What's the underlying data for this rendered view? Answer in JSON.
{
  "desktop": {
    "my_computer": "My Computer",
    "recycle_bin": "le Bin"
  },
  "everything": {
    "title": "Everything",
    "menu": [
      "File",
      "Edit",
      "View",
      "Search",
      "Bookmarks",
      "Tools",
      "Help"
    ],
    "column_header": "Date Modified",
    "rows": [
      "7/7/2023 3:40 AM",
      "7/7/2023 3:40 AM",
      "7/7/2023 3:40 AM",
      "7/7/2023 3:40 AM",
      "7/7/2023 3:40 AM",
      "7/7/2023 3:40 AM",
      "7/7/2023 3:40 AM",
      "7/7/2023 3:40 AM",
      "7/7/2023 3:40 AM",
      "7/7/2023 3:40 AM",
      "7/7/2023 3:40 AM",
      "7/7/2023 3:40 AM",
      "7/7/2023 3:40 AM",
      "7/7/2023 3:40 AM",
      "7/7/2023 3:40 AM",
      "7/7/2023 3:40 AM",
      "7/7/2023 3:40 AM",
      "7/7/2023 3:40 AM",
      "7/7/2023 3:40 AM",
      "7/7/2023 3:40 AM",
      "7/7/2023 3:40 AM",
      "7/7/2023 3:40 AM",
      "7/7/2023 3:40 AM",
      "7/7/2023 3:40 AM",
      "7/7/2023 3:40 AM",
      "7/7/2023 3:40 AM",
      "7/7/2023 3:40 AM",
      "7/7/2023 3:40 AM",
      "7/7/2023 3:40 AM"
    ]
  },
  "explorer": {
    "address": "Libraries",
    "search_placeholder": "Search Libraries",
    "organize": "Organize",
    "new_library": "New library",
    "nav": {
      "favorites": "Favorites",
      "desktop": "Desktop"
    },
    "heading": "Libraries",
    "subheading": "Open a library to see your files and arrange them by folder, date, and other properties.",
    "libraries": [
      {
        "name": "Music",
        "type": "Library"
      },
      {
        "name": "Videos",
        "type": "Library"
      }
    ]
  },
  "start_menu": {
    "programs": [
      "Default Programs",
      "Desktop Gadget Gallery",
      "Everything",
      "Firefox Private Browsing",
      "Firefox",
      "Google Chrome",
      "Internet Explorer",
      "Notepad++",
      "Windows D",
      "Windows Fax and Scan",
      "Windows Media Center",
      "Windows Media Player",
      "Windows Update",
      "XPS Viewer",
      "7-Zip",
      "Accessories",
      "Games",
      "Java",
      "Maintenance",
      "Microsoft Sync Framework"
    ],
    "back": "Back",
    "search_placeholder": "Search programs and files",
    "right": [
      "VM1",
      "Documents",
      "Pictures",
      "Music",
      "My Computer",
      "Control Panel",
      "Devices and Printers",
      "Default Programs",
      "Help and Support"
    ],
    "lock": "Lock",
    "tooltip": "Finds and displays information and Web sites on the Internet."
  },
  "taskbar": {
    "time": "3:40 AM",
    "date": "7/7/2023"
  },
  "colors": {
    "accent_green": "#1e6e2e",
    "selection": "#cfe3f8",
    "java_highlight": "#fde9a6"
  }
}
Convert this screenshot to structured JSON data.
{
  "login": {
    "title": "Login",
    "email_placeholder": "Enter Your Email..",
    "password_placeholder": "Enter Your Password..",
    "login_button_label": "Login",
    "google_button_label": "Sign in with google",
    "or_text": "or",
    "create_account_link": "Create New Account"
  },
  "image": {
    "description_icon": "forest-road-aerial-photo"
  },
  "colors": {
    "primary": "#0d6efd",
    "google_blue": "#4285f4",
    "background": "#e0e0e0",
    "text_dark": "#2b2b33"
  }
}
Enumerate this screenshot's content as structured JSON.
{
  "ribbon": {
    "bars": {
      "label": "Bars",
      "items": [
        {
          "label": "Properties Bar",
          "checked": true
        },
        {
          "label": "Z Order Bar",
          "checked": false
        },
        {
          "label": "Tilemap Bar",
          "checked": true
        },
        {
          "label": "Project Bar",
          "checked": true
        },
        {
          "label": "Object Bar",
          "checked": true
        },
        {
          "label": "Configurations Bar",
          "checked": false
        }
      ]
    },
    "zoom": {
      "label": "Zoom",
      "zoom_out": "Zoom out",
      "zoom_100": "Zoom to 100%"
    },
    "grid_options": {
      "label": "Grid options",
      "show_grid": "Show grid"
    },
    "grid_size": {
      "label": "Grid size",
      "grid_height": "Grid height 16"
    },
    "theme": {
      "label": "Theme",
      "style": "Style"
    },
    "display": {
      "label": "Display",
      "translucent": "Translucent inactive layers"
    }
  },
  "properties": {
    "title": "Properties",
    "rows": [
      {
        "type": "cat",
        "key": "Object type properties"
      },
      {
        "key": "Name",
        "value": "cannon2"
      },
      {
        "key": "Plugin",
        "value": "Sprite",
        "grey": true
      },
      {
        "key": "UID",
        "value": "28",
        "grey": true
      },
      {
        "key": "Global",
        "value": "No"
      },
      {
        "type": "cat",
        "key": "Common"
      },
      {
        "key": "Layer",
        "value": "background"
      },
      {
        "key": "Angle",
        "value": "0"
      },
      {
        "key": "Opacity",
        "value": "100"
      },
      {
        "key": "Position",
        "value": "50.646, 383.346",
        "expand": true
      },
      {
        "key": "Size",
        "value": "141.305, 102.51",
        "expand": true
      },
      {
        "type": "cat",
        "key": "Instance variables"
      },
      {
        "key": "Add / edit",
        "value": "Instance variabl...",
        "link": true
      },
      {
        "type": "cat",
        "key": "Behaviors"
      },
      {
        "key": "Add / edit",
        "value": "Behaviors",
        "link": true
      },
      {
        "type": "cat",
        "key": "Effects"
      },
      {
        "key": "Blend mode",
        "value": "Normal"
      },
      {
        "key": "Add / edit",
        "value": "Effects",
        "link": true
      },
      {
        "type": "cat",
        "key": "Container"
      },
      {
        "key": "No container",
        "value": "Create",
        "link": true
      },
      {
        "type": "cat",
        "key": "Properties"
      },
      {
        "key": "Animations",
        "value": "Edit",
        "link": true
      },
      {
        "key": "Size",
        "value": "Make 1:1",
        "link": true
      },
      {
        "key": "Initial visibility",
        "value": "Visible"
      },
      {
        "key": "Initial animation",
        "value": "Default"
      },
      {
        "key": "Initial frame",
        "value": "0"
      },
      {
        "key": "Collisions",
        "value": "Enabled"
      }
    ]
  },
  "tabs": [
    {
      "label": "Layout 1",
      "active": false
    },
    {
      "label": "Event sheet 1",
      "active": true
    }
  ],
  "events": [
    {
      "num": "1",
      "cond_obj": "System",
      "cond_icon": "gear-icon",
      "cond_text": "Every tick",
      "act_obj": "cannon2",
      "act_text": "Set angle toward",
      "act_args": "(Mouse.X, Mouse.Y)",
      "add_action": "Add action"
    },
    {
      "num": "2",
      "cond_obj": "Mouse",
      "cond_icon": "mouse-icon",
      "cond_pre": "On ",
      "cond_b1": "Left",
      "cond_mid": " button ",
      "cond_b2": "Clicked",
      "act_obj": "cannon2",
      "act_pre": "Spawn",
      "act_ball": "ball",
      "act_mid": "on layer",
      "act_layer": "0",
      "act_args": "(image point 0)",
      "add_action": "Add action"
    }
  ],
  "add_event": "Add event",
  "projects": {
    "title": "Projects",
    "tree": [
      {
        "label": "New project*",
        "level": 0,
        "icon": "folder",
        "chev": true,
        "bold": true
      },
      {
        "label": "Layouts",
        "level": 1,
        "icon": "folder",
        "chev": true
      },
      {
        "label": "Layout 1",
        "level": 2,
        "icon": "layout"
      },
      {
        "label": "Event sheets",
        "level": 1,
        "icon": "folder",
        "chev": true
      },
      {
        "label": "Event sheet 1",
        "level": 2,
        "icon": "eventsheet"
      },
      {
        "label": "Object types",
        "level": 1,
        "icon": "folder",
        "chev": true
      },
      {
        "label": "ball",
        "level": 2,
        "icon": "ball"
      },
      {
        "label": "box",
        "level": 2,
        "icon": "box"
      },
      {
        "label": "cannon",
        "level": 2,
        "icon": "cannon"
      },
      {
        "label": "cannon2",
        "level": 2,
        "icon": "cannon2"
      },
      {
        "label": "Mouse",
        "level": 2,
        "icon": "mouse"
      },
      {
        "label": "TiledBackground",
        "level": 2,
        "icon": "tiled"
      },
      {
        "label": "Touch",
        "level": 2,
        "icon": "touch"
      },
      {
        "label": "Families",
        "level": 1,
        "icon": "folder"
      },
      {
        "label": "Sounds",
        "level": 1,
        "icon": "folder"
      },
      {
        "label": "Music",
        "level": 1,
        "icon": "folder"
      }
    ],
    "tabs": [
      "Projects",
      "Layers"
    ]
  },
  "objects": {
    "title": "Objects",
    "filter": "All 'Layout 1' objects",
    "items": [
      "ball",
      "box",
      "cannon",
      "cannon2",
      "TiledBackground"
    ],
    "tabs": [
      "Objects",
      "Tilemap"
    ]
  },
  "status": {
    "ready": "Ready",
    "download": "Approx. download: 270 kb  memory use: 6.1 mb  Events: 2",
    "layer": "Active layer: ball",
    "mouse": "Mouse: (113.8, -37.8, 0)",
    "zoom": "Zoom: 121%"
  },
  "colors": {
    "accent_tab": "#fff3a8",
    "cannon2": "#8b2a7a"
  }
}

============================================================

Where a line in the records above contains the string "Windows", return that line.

      "Windows D",
      "Windows Fax and Scan",
      "Windows Media Center",
      "Windows Media Player",
      "Windows Update",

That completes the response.